Sconce, Jeffery. "Trashing’ the academy: Taste, Excess and an Emerging Politics of Cinematic Style." Screen 36. 4 (1995).
Sconce immediately defines taste by reflecting on Pierre Bourdieu’s assessment that one’s taste is very much linked to what one similarly rejects. Therefore ‘bad taste’ very much depends on perspective, and what one dispels is a definitive act. The author then reflects on the culture that surrounded a hand full of fanzines such as Zontar, Subhuman, Trashola and Pandemonium and the cinematic subculture that they perpetuated. Sconce categorizes these films as being ‘paracinema’ and states that, “Paracinema is thus less a distinct group of films than a particular reading protocol, a counter-aesthetic turned subcultural sensibility devoted to all manner of cultural detritus” (372). This category of cinema rejects all that is mainstream and champions the deprived, the dirty and the disgusting.

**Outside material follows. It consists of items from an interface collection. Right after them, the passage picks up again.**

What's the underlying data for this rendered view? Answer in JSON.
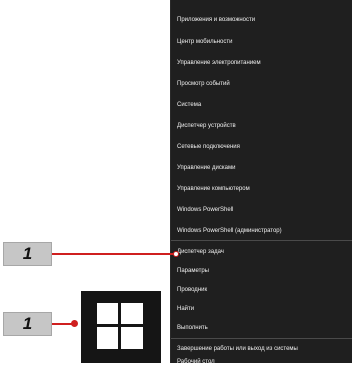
{
  "menu": {
    "items": [
      {
        "label": "Приложения и возможности"
      },
      {
        "label": "Центр мобильности"
      },
      {
        "label": "Управление электропитанием"
      },
      {
        "label": "Просмотр событий"
      },
      {
        "label": "Система"
      },
      {
        "label": "Диспетчер устройств"
      },
      {
        "label": "Сетевые подключения"
      },
      {
        "label": "Управление дисками"
      },
      {
        "label": "Управление компьютером"
      },
      {
        "label": "Windows PowerShell"
      },
      {
        "label": "Windows PowerShell (администратор)"
      },
      {
        "label": "Диспетчер задач"
      },
      {
        "label": "Параметры"
      },
      {
        "label": "Проводник"
      },
      {
        "label": "Найти"
      },
      {
        "label": "Выполнить"
      },
      {
        "label": "Завершение работы или выход из системы"
      },
      {
        "label": "Рабочий стол"
      }
    ]
  },
  "callouts": [
    {
      "number": "1",
      "target": "Параметры"
    },
    {
      "number": "1",
      "target": "start-button"
    }
  ],
  "colors": {
    "menu_background": "#1f1f1f",
    "callout_fill": "#c6c6c6",
    "leader_line": "#cf1f1f",
    "start_tile": "#151515"
  },
  "icons": [
    "windows-logo-icon"
  ]
}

Unlike ‘camp’, which Susan Sontag states works within the system, the paracinema 'movement' aggressively puts into question common cinematic practices and attempts to redefine cinematic ‘art’ and is said to be “an aesthetic of vocal confrontation” (374).
Those who most vehemently participate in this subculture not only oppose the mainstream but even move to vilify the institutionalization of high art and the “cultural and economic elites” (374). Through fanzines (and today through message boards and blogs) these fans often clash about the sincerity and legitimacy of some ‘trash’ subcultures and communities. This is perhaps because the influential aesthetic of trash cinema and its politics have seeped into many different kinds of cinema. This is most obvious when one reflects on the institutionalization of many paracinema genres into museums and the sale of these underground films in big chain stores.
Films studies has also come to slowly accept paracinema into its ranks with more and more academics admitting to their seedy guilty pleasures and studying them academically. Sconce borrows Bourdieu’s term “autodidact” to help position paracinema’s audience and how they challenge the authority of both educational institutions and culture. The autodidact, "Is a figure alienated from the legitimate mode of educational and cultural acquisitions. Estranged or excluded from legitimate modes of acquisition, autodidacts invest in alternative forms of cultural capital, those not fully recognized by the educational system and new cultural elite" (Sconce 379). The disenfranchised are far from the regular institution and for many academics the low brow can represent “a final textual frontier” (379) to explore. This is said to demonstrate a struggle over the cinematic canon between legitimate scholarship and what should be ignored.
Sconce then sets out to reflect on this relationship and elaborate on what academia can gain from reflecting on paracinema culture and its aesthetic of excess. Fans of paracinema are more conscious readers of the cinematic text because they actively reject the common Hollywood style and look beyond the normal narrative form. They, “use excess as a gateway to exploring profilmic and extratextual aspects of the filmic object itself” (387). The trash cinema fan differs from academic in that they pay especial attention to the “non-diegetic aspects of the image” (387). Ed Wood’s work is then explored as an example of how trash film fans read underground films in an extra-textual manner.
The audience is forced outside of a casual reading of the cinematic text through excess. The author draws from Kristin Thompson's essay "The Concept of Cinematic Excess" stating that the sheer excess of trash cinema points to the secondary role of narrative and encourages the reader to think critically about the extratextual. The author then states that the critical reception of trash cinema is a matter of taste and taste is, itself, simply a social construction. The rise of the study of trash cinema is said to signal a rise in an aesthetic of deviance and new appreciation for a radical and revolutionary kind of academia.
Thompson, Kristin. “The Concept of Cinematic Excess.” From Braudy, Leo, and Marshall Cohen. Film Theory and Criticism: Introductory Readings. New York: Oxford University Press, 1999, 513-524